These challenges help explain why so many students struggle to afford higher education, even when enrolled in a relatively inexpensive public institution. We urgently need more and better financing options. And we can’t rely solely on federal and state policymakers to come up with new tools, given the glacial pace of legislating in Washington and the difficulty of making national policy decisions that work effectively in every context.
Which brings us to income-share agreements (ISAs), which have been hailed as a way to “fix American’s broken student loan system” and decried as “Wall Street’s Potentially Predatory Alternative to Student Loans.” The truth? We just don’t know yet.
But there are three early adopters of income-share agreements that have caught our attention:
Here’s a summary of these programs’ income-share agreement terms:

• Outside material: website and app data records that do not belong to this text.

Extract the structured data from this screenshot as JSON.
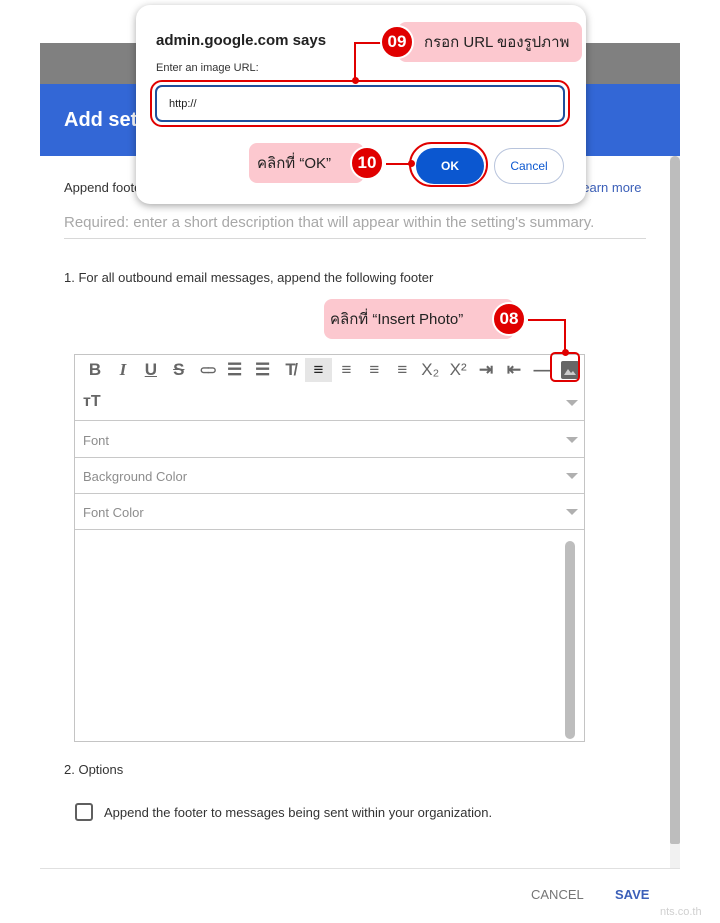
{
  "page": {
    "header_title": "Add setting",
    "append_label": "Append footer",
    "learn_more": "Learn more",
    "description_placeholder": "Required: enter a short description that will appear within the setting's summary.",
    "section1_label": "1. For all outbound email messages, append the following footer",
    "section2_label": "2. Options",
    "checkbox_label": "Append the footer to messages being sent within your organization.",
    "checkbox_checked": false,
    "cancel_label": "CANCEL",
    "save_label": "SAVE",
    "watermark": "nts.co.th"
  },
  "editor": {
    "toolbar": [
      {
        "name": "bold",
        "glyph": "B"
      },
      {
        "name": "italic",
        "glyph": "I"
      },
      {
        "name": "underline",
        "glyph": "U"
      },
      {
        "name": "strikethrough",
        "glyph": "S"
      },
      {
        "name": "link",
        "glyph": "⊂⊃"
      },
      {
        "name": "numbered-list",
        "glyph": "☰"
      },
      {
        "name": "bulleted-list",
        "glyph": "☰"
      },
      {
        "name": "clear-formatting",
        "glyph": "T̸"
      },
      {
        "name": "align-left",
        "glyph": "≡",
        "active": true
      },
      {
        "name": "align-center",
        "glyph": "≡"
      },
      {
        "name": "align-right",
        "glyph": "≡"
      },
      {
        "name": "justify",
        "glyph": "≡"
      },
      {
        "name": "subscript",
        "glyph": "X₂"
      },
      {
        "name": "superscript",
        "glyph": "X²"
      },
      {
        "name": "indent",
        "glyph": "⇥"
      },
      {
        "name": "outdent",
        "glyph": "⇤"
      },
      {
        "name": "horizontal-rule",
        "glyph": "—"
      },
      {
        "name": "insert-photo",
        "glyph": "▲"
      }
    ],
    "font_size_glyph": "тT",
    "font_label": "Font",
    "background_color_label": "Background Color",
    "font_color_label": "Font Color",
    "body": ""
  },
  "dialog": {
    "title": "admin.google.com says",
    "prompt": "Enter an image URL:",
    "input_value": "http://",
    "ok_label": "OK",
    "cancel_label": "Cancel"
  },
  "annotations": {
    "step08": {
      "number": "08",
      "text": "คลิกที่ “Insert Photo”"
    },
    "step09": {
      "number": "09",
      "text": "กรอก URL ของรูปภาพ"
    },
    "step10": {
      "number": "10",
      "text": "คลิกที่ “OK”"
    }
  },
  "colors": {
    "header": "#3367d6",
    "primary_button": "#0b57d0",
    "annotation_red": "#e00000",
    "annotation_pink": "#fcc8cf"
  }
}
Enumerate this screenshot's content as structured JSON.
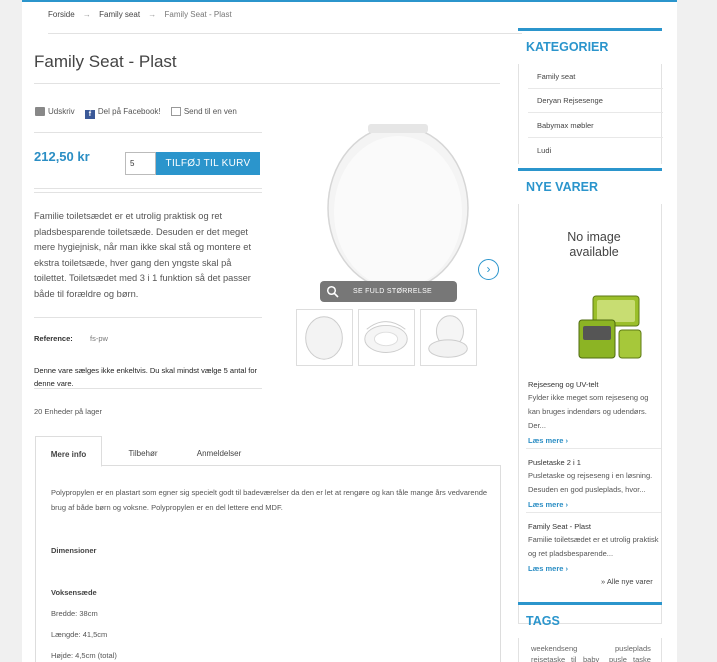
{
  "breadcrumb": {
    "home": "Forside",
    "sep": "→",
    "category": "Family seat",
    "current": "Family Seat - Plast"
  },
  "product": {
    "title": "Family Seat - Plast",
    "tools": {
      "print": "Udskriv",
      "facebook": "Del på Facebook!",
      "email": "Send til en ven"
    },
    "price": "212,50 kr",
    "quantity": "5",
    "add_to_cart": "TILFØJ TIL KURV",
    "description": "Familie toiletsædet er et utrolig praktisk og ret pladsbesparende toiletsæde. Desuden er det meget mere hygiejnisk, når man ikke skal stå og montere et ekstra toiletsæde, hver gang den yngste skal på toilettet. Toiletsædet med 3 i 1 funktion så det passer både til forældre og børn.",
    "reference_label": "Reference:",
    "reference_value": "fs-pw",
    "min_qty_note": "Denne vare sælges ikke enkeltvis. Du skal mindst vælge 5 antal for denne vare.",
    "stock": "20 Enheder på lager",
    "full_size": "SE FULD STØRRELSE"
  },
  "tabs": {
    "items": [
      "Mere info",
      "Tilbehør",
      "Anmeldelser"
    ],
    "active": "Mere info",
    "intro": "Polypropylen er en plastart som egner sig specielt godt til badeværelser da den er let at rengøre og kan tåle mange års vedvarende brug af både børn og voksne. Polypropylen er en del lettere end MDF.",
    "dimensions_label": "Dimensioner",
    "adult_label": "Voksensæde",
    "width": "Bredde: 38cm",
    "length": "Længde: 41,5cm",
    "height": "Højde: 4,5cm (total)"
  },
  "sidebar": {
    "categories_title": "KATEGORIER",
    "categories": [
      "Family seat",
      "Deryan Rejsesenge",
      "Babymax møbler",
      "Ludi"
    ],
    "new_title": "NYE VARER",
    "no_image": "No image available",
    "new_items": [
      {
        "title": "Rejseseng og UV-telt",
        "text": "Fylder ikke meget som rejseseng og kan bruges indendørs og udendørs. Der...",
        "more": "Læs mere"
      },
      {
        "title": "Pusletaske 2 i 1",
        "text": "Pusletaske og rejseseng i en løsning. Desuden en god pusleplads, hvor...",
        "more": "Læs mere"
      },
      {
        "title": "Family Seat - Plast",
        "text": "Familie toiletsædet er et utrolig praktisk og ret pladsbesparende...",
        "more": "Læs mere"
      }
    ],
    "all_new": "» Alle nye varer",
    "tags_title": "TAGS",
    "tags": [
      "weekendseng",
      "pusleplads",
      "rejsetaske",
      "til",
      "baby",
      "pusle",
      "taske"
    ]
  }
}
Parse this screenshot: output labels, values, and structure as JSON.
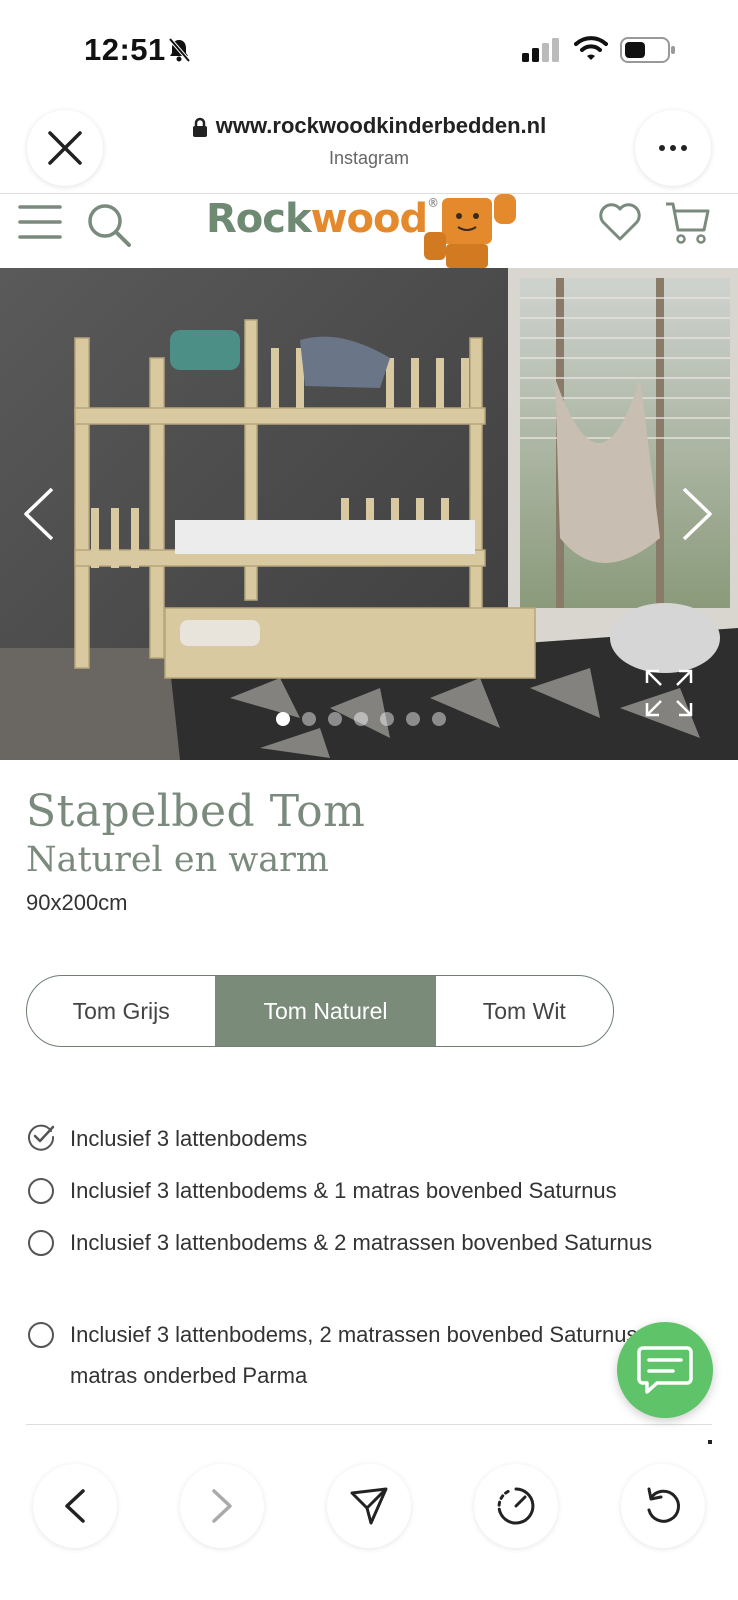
{
  "status_bar": {
    "time": "12:51",
    "icons": [
      "bell-slash-icon",
      "cellular-signal-icon",
      "wifi-icon",
      "battery-icon"
    ]
  },
  "browser": {
    "url": "www.rockwoodkinderbedden.nl",
    "source": "Instagram",
    "close_icon": "close-icon",
    "more_icon": "more-icon"
  },
  "site_nav": {
    "logo_part1": "Rock",
    "logo_part2": "wood",
    "logo_reg": "®",
    "icons": [
      "menu-icon",
      "search-icon",
      "heart-icon",
      "cart-icon"
    ],
    "brand_colors": {
      "green": "#6e8a72",
      "orange": "#e58a2c"
    }
  },
  "gallery": {
    "slide_count": 7,
    "active_index": 0
  },
  "product": {
    "title": "Stapelbed Tom",
    "subtitle": "Naturel en warm",
    "size": "90x200cm",
    "accent_color": "#7a8b7a"
  },
  "variants": {
    "items": [
      {
        "label": "Tom Grijs",
        "selected": false
      },
      {
        "label": "Tom Naturel",
        "selected": true
      },
      {
        "label": "Tom Wit",
        "selected": false
      }
    ]
  },
  "options": {
    "items": [
      {
        "label": "Inclusief 3 lattenbodems",
        "selected": true
      },
      {
        "label": "Inclusief 3 lattenbodems & 1 matras bovenbed Saturnus",
        "selected": false
      },
      {
        "label": "Inclusief 3 lattenbodems & 2 matrassen bovenbed Saturnus",
        "selected": false
      },
      {
        "label": "Inclusief 3 lattenbodems, 2 matrassen bovenbed Saturnus & 1 matras onderbed Parma",
        "selected": false
      }
    ]
  },
  "chat": {
    "icon": "chat-icon",
    "color": "#5fc36a"
  },
  "toolbar": {
    "icons": [
      "back-icon",
      "forward-icon",
      "share-icon",
      "speed-icon",
      "reload-icon"
    ]
  }
}
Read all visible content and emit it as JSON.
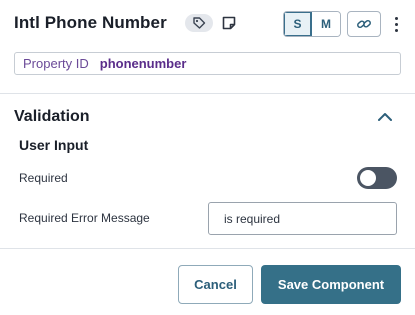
{
  "header": {
    "title": "Intl Phone Number",
    "icons": [
      "tag-icon",
      "note-icon",
      "link-icon",
      "more-vertical-icon"
    ],
    "size_options": [
      "S",
      "M"
    ],
    "selected_size": "S"
  },
  "property": {
    "label": "Property ID",
    "value": "phonenumber"
  },
  "validation": {
    "title": "Validation",
    "expanded": true,
    "subsection_title": "User Input",
    "required_label": "Required",
    "required_enabled": false,
    "error_message_label": "Required Error Message",
    "error_message_value": "is required"
  },
  "footer": {
    "cancel_label": "Cancel",
    "save_label": "Save Component"
  },
  "colors": {
    "primary": "#357088",
    "accent_purple": "#5a2d8a",
    "toggle_off": "#4b5563"
  }
}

|ISA sponsor||Program costs||ISA amount||Income share||Payment term||Minimum income||Payment cap|
|Colorado Mountain College||In-district tuition and fees $2500/year; total cost of attendance ~$15,000 – 17,000||Up to $3,000||4%||60 months||$30,000||1x ISA amount|
|San Diego Workforce Partnership||Tuition $6,500||Up to $6,500||6-8%||36 – 60 months||$40,000||1.8x ISA amount|
|University of Utah||Tuition for in-state residents is $8,952; total cost of attendance ~$19,000 – $25,000||$3,000 – 10,000||2.85%||65 months||$20,000||2x ISA amount|
Recently, Lumina Foundation funded studies of each of these programs to determine their legal, educational, financial, and post-graduation effects. With so many ISA models coming online, why is Lumina interested in these three?
We see Colorado Mountain College, San Diego Workforce Partnership, and The University of Utah as important partners in helping us understand how income share agreements actually work before anyone attempts to scale them up. The lessons we learn from these ISA pioneers will help us identify some key questions that, when answered, can help resolve the ISA debate. We welcome ideas on these questions and plan to share what we find.Back to News